As Florida lawmakers continue to face off over the multibillion- dollar issue of whether to expand Medicaid, one of the fiercest critics of those opposed to such a plan is a prominent former member.
Pasco County Tax Collector Mike Fasano does not hide the fact that he is, at the very least, upset with those members of the Florida House — including state Rep. Richard Corcoran, one of his proteges — who are blocking a Medicaid expansion plan proposed by the Florida Senate that would draw federal money linked to President Barack Obama‘s healthcare overhaul.
“Suddenly Fl House Leadership is concerned about the working poor,” Fasano tweeted during the final days of the 2015 legislative session. “Where’s their plan? They have none. They blame the other guy.”
“Florida House do you have a conscience?” Fasano tweeted in response to a report that a priority of Senate President Andy Gardiner would not pass because of the legislative stalemate. “Holding hostage legislation to help people with special needs.”

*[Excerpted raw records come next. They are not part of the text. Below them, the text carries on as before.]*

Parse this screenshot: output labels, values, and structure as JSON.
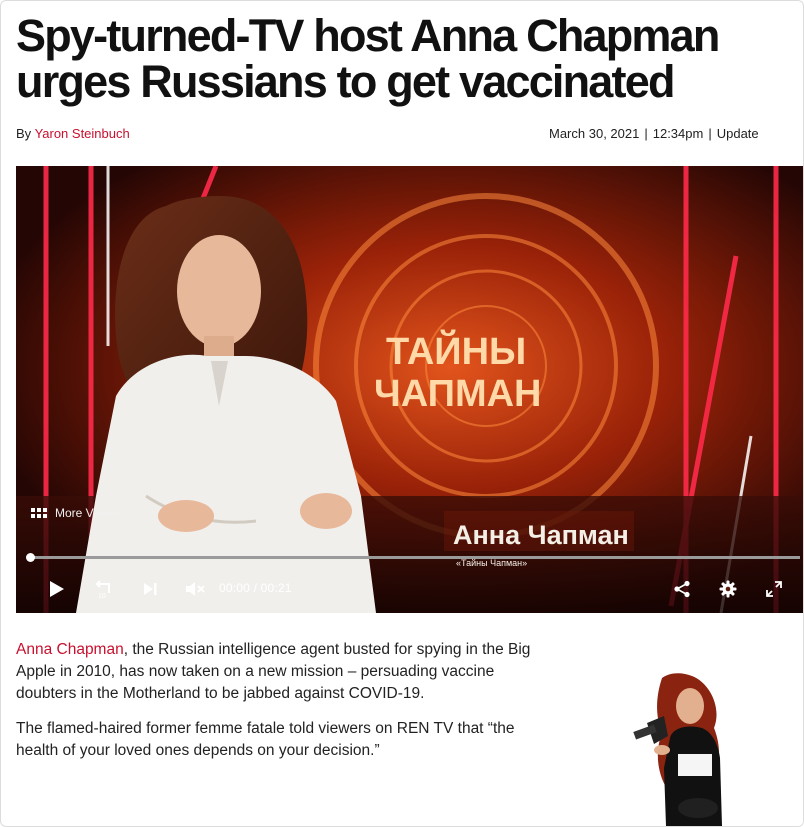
{
  "article": {
    "headline": "Spy-turned-TV host Anna Chapman urges Russians to get vaccinated",
    "byline_prefix": "By ",
    "author": "Yaron Steinbuch",
    "date": "March 30, 2021",
    "time": "12:34pm",
    "updated_label": "Update",
    "separator": "|"
  },
  "video": {
    "overlay_title_line1": "ТАЙНЫ",
    "overlay_title_line2": "ЧАПМАН",
    "lower_third_name": "Анна Чапман",
    "lower_third_show": "«Тайны Чапман»",
    "more_videos_label": "More Videos",
    "current_time": "00:00",
    "duration": "00:21",
    "time_separator": " / ",
    "progress": 0,
    "rewind_seconds": "10",
    "icons": {
      "play": "play-icon",
      "rewind": "rewind-10-icon",
      "next": "skip-next-icon",
      "mute": "volume-muted-icon",
      "share": "share-icon",
      "settings": "gear-icon",
      "fullscreen": "fullscreen-icon",
      "more": "grid-icon"
    }
  },
  "body": {
    "p1_link": "Anna Chapman",
    "p1_rest": ", the Russian intelligence agent busted for spying in the Big Apple in 2010, has now taken on a new mission – persuading vaccine doubters in the Motherland to be jabbed against COVID-19.",
    "p2": "The flamed-haired former femme fatale told viewers on REN TV that “the health of your loved ones depends on your decision.”"
  },
  "colors": {
    "accent_red": "#c8102e",
    "headline": "#111111",
    "video_bg": "#2a0a06"
  }
}
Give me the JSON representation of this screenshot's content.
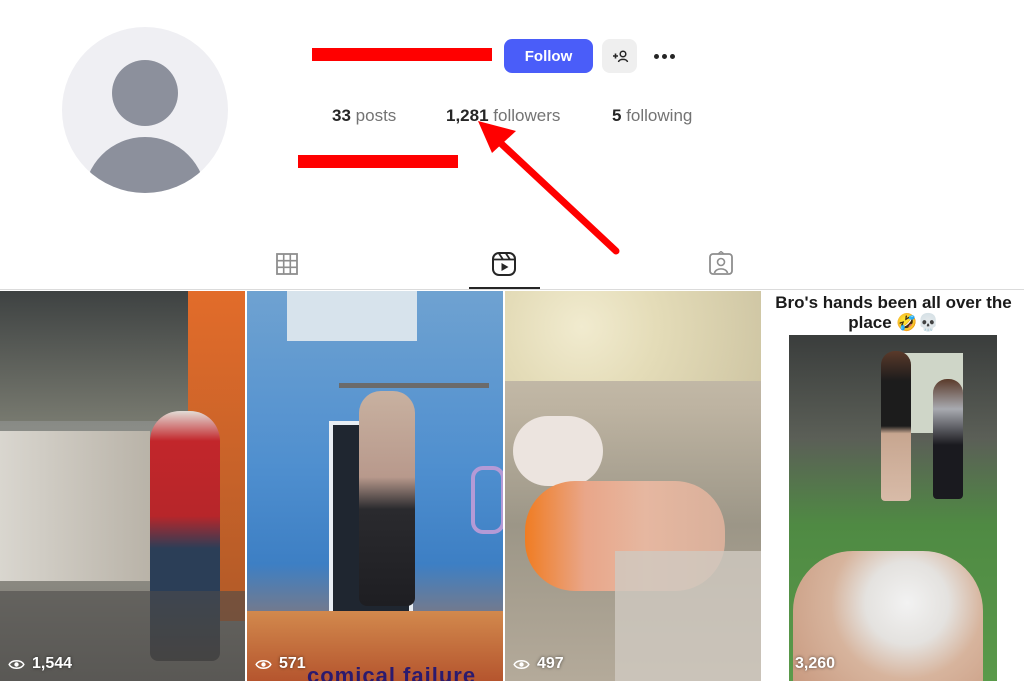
{
  "profile": {
    "follow_label": "Follow",
    "stats": {
      "posts_count": "33",
      "posts_label": "posts",
      "followers_count": "1,281",
      "followers_label": "followers",
      "following_count": "5",
      "following_label": "following"
    }
  },
  "tabs": [
    {
      "icon": "grid-icon",
      "active": false
    },
    {
      "icon": "reels-icon",
      "active": true
    },
    {
      "icon": "tagged-icon",
      "active": false
    }
  ],
  "reels": [
    {
      "views": "1,544"
    },
    {
      "views": "571",
      "overlay_text": "comical failure"
    },
    {
      "views": "497"
    },
    {
      "views": "3,260",
      "caption": "Bro's hands been all over the place 🤣💀"
    }
  ],
  "colors": {
    "follow_button": "#4a5df9",
    "annotation_red": "#ff0000"
  }
}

More Fasano tweets: “All of a sudden Florida House leadership wants us to be believe they’re concerned about the working poor. You’re two years late.”
These statements are a sample of the social media activity by Fasano in support of legislators, columnists, and other politicos lined up on the side of Florida’s hospital industry, which fears losing more than $1 billion in Low Income Pool funding, which federal officials have linked to lawmakers’ expanding Medicaid.
What is not disclosed in any of Fasano’s tweets or multiple media interviews is that, in addition to his six-figure salary as a public official, he is STILL on the payroll of a Tampa Bay-area hospital.
Fasano confirmed Friday to FloridaPolitics.com’s Mitch Perry that he has a contract with Florida Hospital Tampa (not Florida Hospital, per se) worth $52,000 annually.
As tax collector, Fasano is paid nearly $143,000 a year, more than four times as much as he earned as a lawmaker. To his credit, Fasano has not taken a pay raise since his appointment.
His two salaries combined, Fasano is making nearly $190,000 a year — much, much, much more than the “little guy and gal” he so often reminds other politicians to think about when making decisions.
When Fasano was appointed by Gov. Rick Scott to the tax collector position, he said he would resign his part-time job once a successor was chosen, according to a report by Steve Bousquet of the Tampa Bay Times. Fasano did resign that position but was later asked to consult on local issues.
In previous reporting by both FloridaPolitics.com and The Associated Press, the connection between several Florida senators and the hospital industry was documented. Most notably, Senate President Andy Gardiner is a vice president with Orlando Health, a network of private, nonprofit hospitals that receives state funding.
As Gary Fineout of the AP noted then, a whisper campaign swirling at the end of the legislative session suggested that Gardiner’s motives are due to his employer, and not out of concern for the hospitals dependent on the LIP money.
If Gardiner’s and others’ motives are to be questioned, shouldn’t the noble Mike Fasano’s?
If nothing else, Fasano needs to explain why he continues to remain employed by Florida Hospital Tampa after publicly stating he would step down from his position.
Material from The Associated Press and Tampa Bay Times was used in this post.